**ENTRIES SUPPLIED**
▼▼▼

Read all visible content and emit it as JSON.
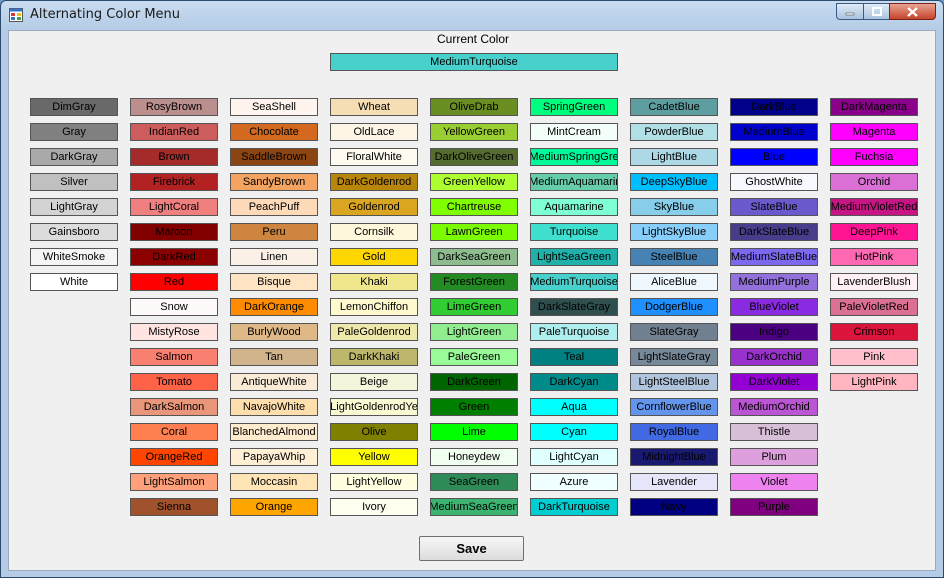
{
  "window": {
    "title": "Alternating Color Menu"
  },
  "current": {
    "label": "Current Color",
    "name": "MediumTurquoise",
    "color": "#48D1CC"
  },
  "save_label": "Save",
  "columns": [
    [
      {
        "name": "DimGray",
        "color": "#696969"
      },
      {
        "name": "Gray",
        "color": "#808080"
      },
      {
        "name": "DarkGray",
        "color": "#A9A9A9"
      },
      {
        "name": "Silver",
        "color": "#C0C0C0"
      },
      {
        "name": "LightGray",
        "color": "#D3D3D3"
      },
      {
        "name": "Gainsboro",
        "color": "#DCDCDC"
      },
      {
        "name": "WhiteSmoke",
        "color": "#F5F5F5"
      },
      {
        "name": "White",
        "color": "#FFFFFF"
      }
    ],
    [
      {
        "name": "RosyBrown",
        "color": "#BC8F8F"
      },
      {
        "name": "IndianRed",
        "color": "#CD5C5C"
      },
      {
        "name": "Brown",
        "color": "#A52A2A"
      },
      {
        "name": "Firebrick",
        "color": "#B22222"
      },
      {
        "name": "LightCoral",
        "color": "#F08080"
      },
      {
        "name": "Maroon",
        "color": "#800000"
      },
      {
        "name": "DarkRed",
        "color": "#8B0000"
      },
      {
        "name": "Red",
        "color": "#FF0000"
      },
      {
        "name": "Snow",
        "color": "#FFFAFA"
      },
      {
        "name": "MistyRose",
        "color": "#FFE4E1"
      },
      {
        "name": "Salmon",
        "color": "#FA8072"
      },
      {
        "name": "Tomato",
        "color": "#FF6347"
      },
      {
        "name": "DarkSalmon",
        "color": "#E9967A"
      },
      {
        "name": "Coral",
        "color": "#FF7F50"
      },
      {
        "name": "OrangeRed",
        "color": "#FF4500"
      },
      {
        "name": "LightSalmon",
        "color": "#FFA07A"
      },
      {
        "name": "Sienna",
        "color": "#A0522D"
      }
    ],
    [
      {
        "name": "SeaShell",
        "color": "#FFF5EE"
      },
      {
        "name": "Chocolate",
        "color": "#D2691E"
      },
      {
        "name": "SaddleBrown",
        "color": "#8B4513"
      },
      {
        "name": "SandyBrown",
        "color": "#F4A460"
      },
      {
        "name": "PeachPuff",
        "color": "#FFDAB9"
      },
      {
        "name": "Peru",
        "color": "#CD853F"
      },
      {
        "name": "Linen",
        "color": "#FAF0E6"
      },
      {
        "name": "Bisque",
        "color": "#FFE4C4"
      },
      {
        "name": "DarkOrange",
        "color": "#FF8C00"
      },
      {
        "name": "BurlyWood",
        "color": "#DEB887"
      },
      {
        "name": "Tan",
        "color": "#D2B48C"
      },
      {
        "name": "AntiqueWhite",
        "color": "#FAEBD7"
      },
      {
        "name": "NavajoWhite",
        "color": "#FFDEAD"
      },
      {
        "name": "BlanchedAlmond",
        "color": "#FFEBCD"
      },
      {
        "name": "PapayaWhip",
        "color": "#FFEFD5"
      },
      {
        "name": "Moccasin",
        "color": "#FFE4B5"
      },
      {
        "name": "Orange",
        "color": "#FFA500"
      }
    ],
    [
      {
        "name": "Wheat",
        "color": "#F5DEB3"
      },
      {
        "name": "OldLace",
        "color": "#FDF5E6"
      },
      {
        "name": "FloralWhite",
        "color": "#FFFAF0"
      },
      {
        "name": "DarkGoldenrod",
        "color": "#B8860B"
      },
      {
        "name": "Goldenrod",
        "color": "#DAA520"
      },
      {
        "name": "Cornsilk",
        "color": "#FFF8DC"
      },
      {
        "name": "Gold",
        "color": "#FFD700"
      },
      {
        "name": "Khaki",
        "color": "#F0E68C"
      },
      {
        "name": "LemonChiffon",
        "color": "#FFFACD"
      },
      {
        "name": "PaleGoldenrod",
        "color": "#EEE8AA"
      },
      {
        "name": "DarkKhaki",
        "color": "#BDB76B"
      },
      {
        "name": "Beige",
        "color": "#F5F5DC"
      },
      {
        "name": "LightGoldenrodYe",
        "color": "#FAFAD2"
      },
      {
        "name": "Olive",
        "color": "#808000"
      },
      {
        "name": "Yellow",
        "color": "#FFFF00"
      },
      {
        "name": "LightYellow",
        "color": "#FFFFE0"
      },
      {
        "name": "Ivory",
        "color": "#FFFFF0"
      }
    ],
    [
      {
        "name": "OliveDrab",
        "color": "#6B8E23"
      },
      {
        "name": "YellowGreen",
        "color": "#9ACD32"
      },
      {
        "name": "DarkOliveGreen",
        "color": "#556B2F"
      },
      {
        "name": "GreenYellow",
        "color": "#ADFF2F"
      },
      {
        "name": "Chartreuse",
        "color": "#7FFF00"
      },
      {
        "name": "LawnGreen",
        "color": "#7CFC00"
      },
      {
        "name": "DarkSeaGreen",
        "color": "#8FBC8F"
      },
      {
        "name": "ForestGreen",
        "color": "#228B22"
      },
      {
        "name": "LimeGreen",
        "color": "#32CD32"
      },
      {
        "name": "LightGreen",
        "color": "#90EE90"
      },
      {
        "name": "PaleGreen",
        "color": "#98FB98"
      },
      {
        "name": "DarkGreen",
        "color": "#006400"
      },
      {
        "name": "Green",
        "color": "#008000"
      },
      {
        "name": "Lime",
        "color": "#00FF00"
      },
      {
        "name": "Honeydew",
        "color": "#F0FFF0"
      },
      {
        "name": "SeaGreen",
        "color": "#2E8B57"
      },
      {
        "name": "MediumSeaGreen",
        "color": "#3CB371"
      }
    ],
    [
      {
        "name": "SpringGreen",
        "color": "#00FF7F"
      },
      {
        "name": "MintCream",
        "color": "#F5FFFA"
      },
      {
        "name": "MediumSpringGre",
        "color": "#00FA9A"
      },
      {
        "name": "MediumAquamarir",
        "color": "#66CDAA"
      },
      {
        "name": "Aquamarine",
        "color": "#7FFFD4"
      },
      {
        "name": "Turquoise",
        "color": "#40E0D0"
      },
      {
        "name": "LightSeaGreen",
        "color": "#20B2AA"
      },
      {
        "name": "MediumTurquoise",
        "color": "#48D1CC"
      },
      {
        "name": "DarkSlateGray",
        "color": "#2F4F4F"
      },
      {
        "name": "PaleTurquoise",
        "color": "#AFEEEE"
      },
      {
        "name": "Teal",
        "color": "#008080"
      },
      {
        "name": "DarkCyan",
        "color": "#008B8B"
      },
      {
        "name": "Aqua",
        "color": "#00FFFF"
      },
      {
        "name": "Cyan",
        "color": "#00FFFF"
      },
      {
        "name": "LightCyan",
        "color": "#E0FFFF"
      },
      {
        "name": "Azure",
        "color": "#F0FFFF"
      },
      {
        "name": "DarkTurquoise",
        "color": "#00CED1"
      }
    ],
    [
      {
        "name": "CadetBlue",
        "color": "#5F9EA0"
      },
      {
        "name": "PowderBlue",
        "color": "#B0E0E6"
      },
      {
        "name": "LightBlue",
        "color": "#ADD8E6"
      },
      {
        "name": "DeepSkyBlue",
        "color": "#00BFFF"
      },
      {
        "name": "SkyBlue",
        "color": "#87CEEB"
      },
      {
        "name": "LightSkyBlue",
        "color": "#87CEFA"
      },
      {
        "name": "SteelBlue",
        "color": "#4682B4"
      },
      {
        "name": "AliceBlue",
        "color": "#F0F8FF"
      },
      {
        "name": "DodgerBlue",
        "color": "#1E90FF"
      },
      {
        "name": "SlateGray",
        "color": "#708090"
      },
      {
        "name": "LightSlateGray",
        "color": "#778899"
      },
      {
        "name": "LightSteelBlue",
        "color": "#B0C4DE"
      },
      {
        "name": "CornflowerBlue",
        "color": "#6495ED"
      },
      {
        "name": "RoyalBlue",
        "color": "#4169E1"
      },
      {
        "name": "MidnightBlue",
        "color": "#191970"
      },
      {
        "name": "Lavender",
        "color": "#E6E6FA"
      },
      {
        "name": "Navy",
        "color": "#000080"
      }
    ],
    [
      {
        "name": "DarkBlue",
        "color": "#00008B"
      },
      {
        "name": "MediumBlue",
        "color": "#0000CD"
      },
      {
        "name": "Blue",
        "color": "#0000FF"
      },
      {
        "name": "GhostWhite",
        "color": "#F8F8FF"
      },
      {
        "name": "SlateBlue",
        "color": "#6A5ACD"
      },
      {
        "name": "DarkSlateBlue",
        "color": "#483D8B"
      },
      {
        "name": "MediumSlateBlue",
        "color": "#7B68EE"
      },
      {
        "name": "MediumPurple",
        "color": "#9370DB"
      },
      {
        "name": "BlueViolet",
        "color": "#8A2BE2"
      },
      {
        "name": "Indigo",
        "color": "#4B0082"
      },
      {
        "name": "DarkOrchid",
        "color": "#9932CC"
      },
      {
        "name": "DarkViolet",
        "color": "#9400D3"
      },
      {
        "name": "MediumOrchid",
        "color": "#BA55D3"
      },
      {
        "name": "Thistle",
        "color": "#D8BFD8"
      },
      {
        "name": "Plum",
        "color": "#DDA0DD"
      },
      {
        "name": "Violet",
        "color": "#EE82EE"
      },
      {
        "name": "Purple",
        "color": "#800080"
      }
    ],
    [
      {
        "name": "DarkMagenta",
        "color": "#8B008B"
      },
      {
        "name": "Magenta",
        "color": "#FF00FF"
      },
      {
        "name": "Fuchsia",
        "color": "#FF00FF"
      },
      {
        "name": "Orchid",
        "color": "#DA70D6"
      },
      {
        "name": "MediumVioletRed",
        "color": "#C71585"
      },
      {
        "name": "DeepPink",
        "color": "#FF1493"
      },
      {
        "name": "HotPink",
        "color": "#FF69B4"
      },
      {
        "name": "LavenderBlush",
        "color": "#FFF0F5"
      },
      {
        "name": "PaleVioletRed",
        "color": "#DB7093"
      },
      {
        "name": "Crimson",
        "color": "#DC143C"
      },
      {
        "name": "Pink",
        "color": "#FFC0CB"
      },
      {
        "name": "LightPink",
        "color": "#FFB6C1"
      }
    ]
  ]
}
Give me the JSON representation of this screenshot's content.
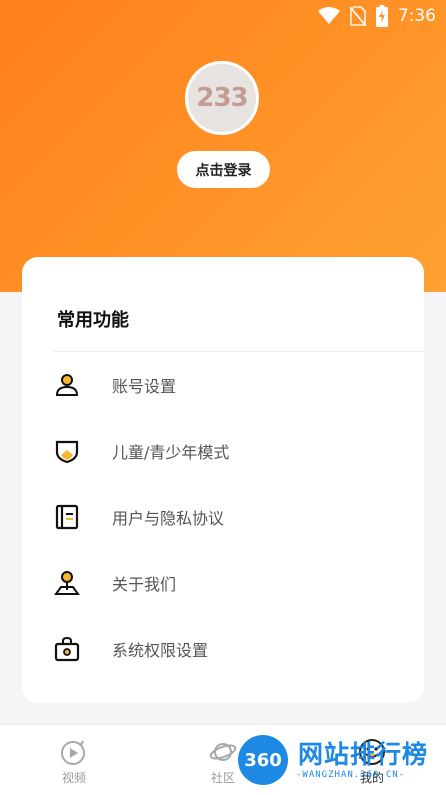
{
  "status_bar": {
    "time": "7:36",
    "icons": [
      "wifi-icon",
      "no-sim-icon",
      "battery-charging-icon"
    ]
  },
  "profile": {
    "avatar_text": "233",
    "login_label": "点击登录"
  },
  "features": {
    "title": "常用功能",
    "items": [
      {
        "label": "账号设置",
        "icon": "user-icon"
      },
      {
        "label": "儿童/青少年模式",
        "icon": "shield-icon"
      },
      {
        "label": "用户与隐私协议",
        "icon": "document-icon"
      },
      {
        "label": "关于我们",
        "icon": "location-person-icon"
      },
      {
        "label": "系统权限设置",
        "icon": "lock-bag-icon"
      }
    ]
  },
  "nav": {
    "items": [
      {
        "label": "视频",
        "icon": "video-play-icon"
      },
      {
        "label": "社区",
        "icon": "planet-icon"
      },
      {
        "label": "我的",
        "icon": "smile-icon"
      }
    ]
  },
  "watermark": {
    "badge": "360",
    "title": "网站排行榜",
    "subtitle": "-WANGZHAN.360.CN-"
  },
  "colors": {
    "header_start": "#ff7f1e",
    "header_end": "#ffa233",
    "icon_accent": "#f5b82e"
  }
}
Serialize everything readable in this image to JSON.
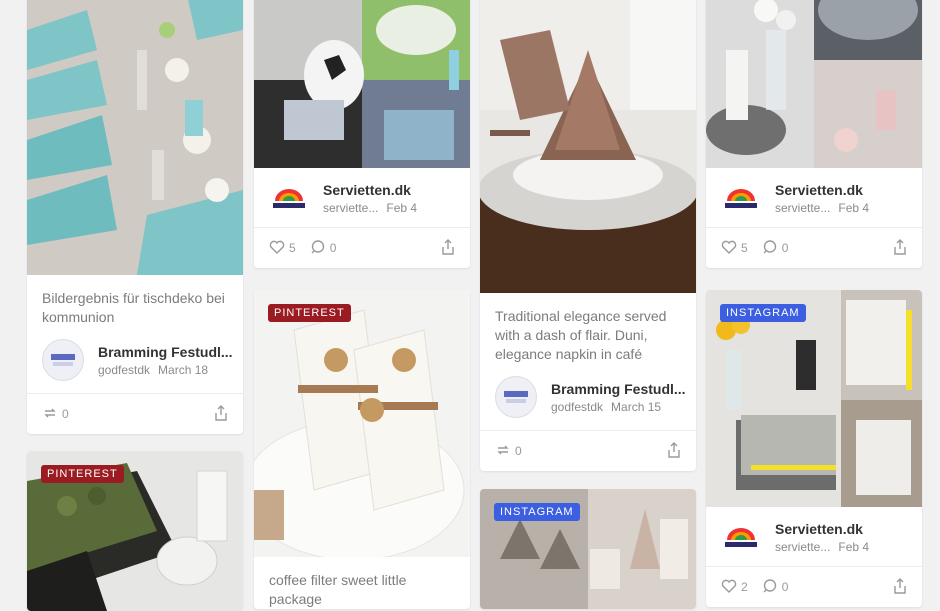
{
  "cards": {
    "c1": {
      "caption": "Bildergebnis für tischdeko bei kommunion",
      "author": "Bramming Festudl...",
      "handle": "godfestdk",
      "date": "March 18",
      "reposts": "0"
    },
    "c2": {
      "author": "Servietten.dk",
      "handle": "serviette...",
      "date": "Feb 4",
      "likes": "5",
      "comments": "0"
    },
    "c3": {
      "badge": "PINTEREST"
    },
    "c4": {
      "badge": "PINTEREST",
      "caption": "coffee filter sweet little package"
    },
    "c5": {
      "caption": "Traditional elegance served with a dash of flair. Duni, elegance napkin in café",
      "author": "Bramming Festudl...",
      "handle": "godfestdk",
      "date": "March 15",
      "reposts": "0"
    },
    "c6": {
      "badge": "INSTAGRAM"
    },
    "c7": {
      "author": "Servietten.dk",
      "handle": "serviette...",
      "date": "Feb 4",
      "likes": "5",
      "comments": "0"
    },
    "c8": {
      "badge": "INSTAGRAM",
      "author": "Servietten.dk",
      "handle": "serviette...",
      "date": "Feb 4",
      "likes": "2",
      "comments": "0"
    }
  },
  "colors": {
    "pinterest": "#9b1b22",
    "instagram": "#3b5fe0"
  },
  "icons": [
    "heart-icon",
    "comment-icon",
    "repost-icon",
    "share-icon"
  ]
}
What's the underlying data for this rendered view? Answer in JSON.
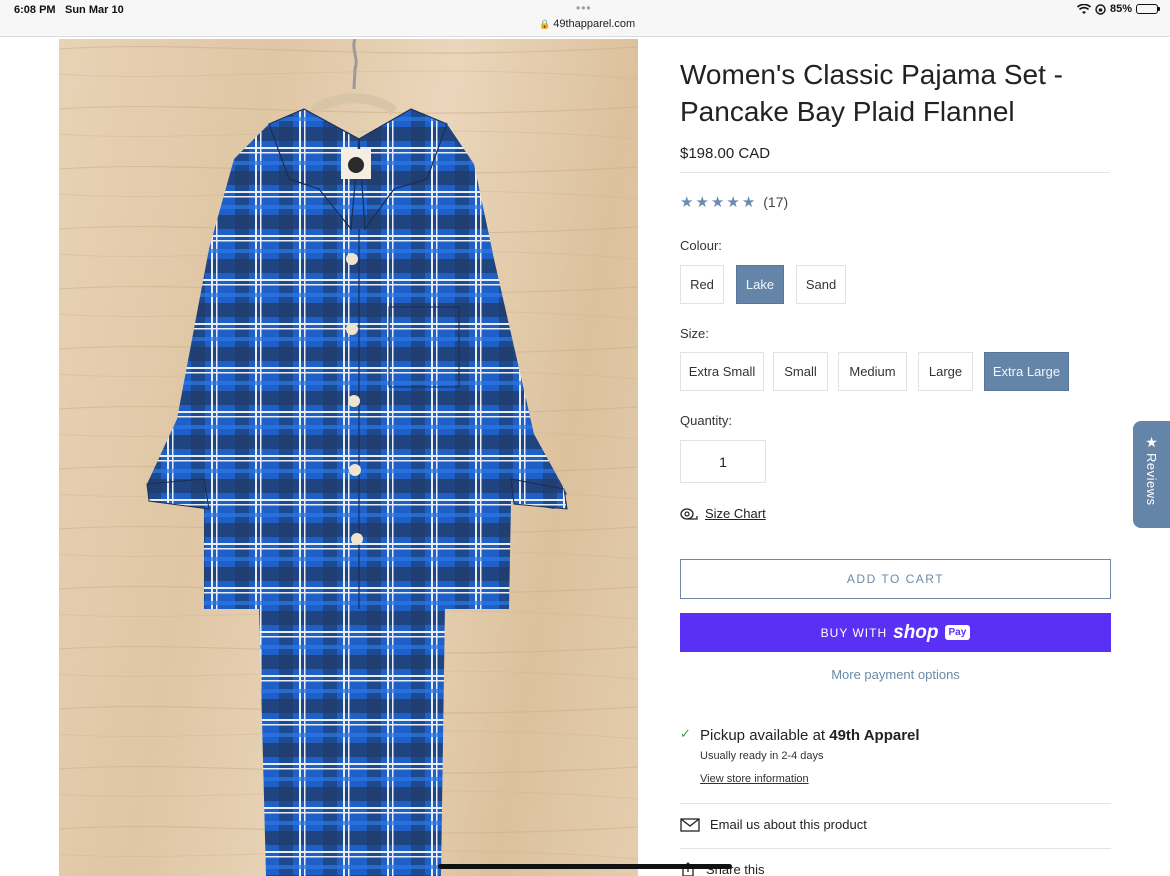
{
  "status_bar": {
    "time": "6:08 PM",
    "date": "Sun Mar 10",
    "tab_dots": "•••",
    "url": "49thapparel.com",
    "battery": "85%"
  },
  "product": {
    "image_alt": "",
    "title": "Women's Classic Pajama Set - Pancake Bay Plaid Flannel",
    "price": "$198.00 CAD",
    "rating_stars": 5,
    "rating_count": "(17)"
  },
  "colour": {
    "label": "Colour:",
    "options": [
      "Red",
      "Lake",
      "Sand"
    ],
    "selected": "Lake"
  },
  "size": {
    "label": "Size:",
    "options": [
      "Extra Small",
      "Small",
      "Medium",
      "Large",
      "Extra Large"
    ],
    "selected": "Extra Large"
  },
  "quantity": {
    "label": "Quantity:",
    "value": "1"
  },
  "size_chart_link": "Size Chart",
  "buttons": {
    "add_to_cart": "ADD TO CART",
    "buy_with": "BUY WITH",
    "shop_brand": "shop",
    "shop_pay": "Pay",
    "more_payment": "More payment options"
  },
  "pickup": {
    "text_prefix": "Pickup available at",
    "store": "49th Apparel",
    "ready": "Usually ready in 2-4 days",
    "store_info_link": "View store information"
  },
  "email_product": "Email us about this product",
  "share": "Share this",
  "reviews_tab": "Reviews",
  "colors": {
    "accent": "#6585a8",
    "shop_pay": "#5a31f4",
    "pickup_check": "#2e9e4a"
  }
}
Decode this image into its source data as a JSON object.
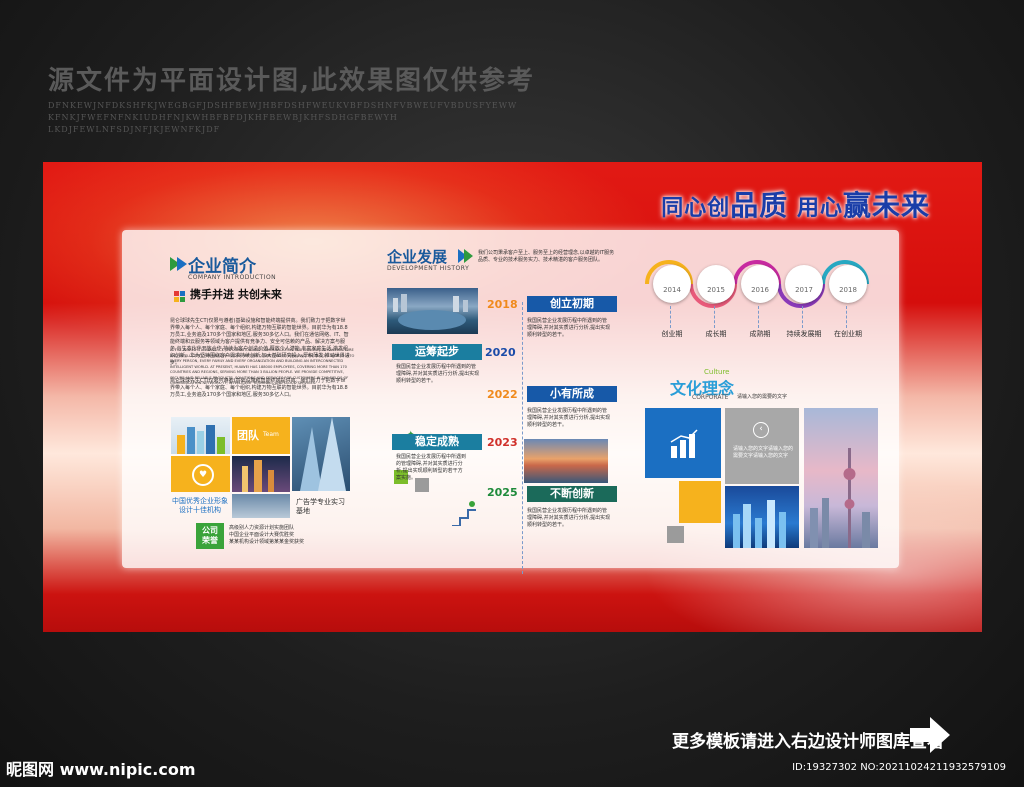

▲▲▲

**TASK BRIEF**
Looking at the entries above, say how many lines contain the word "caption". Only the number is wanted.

**ANSWER TO THE PROBLEM**
3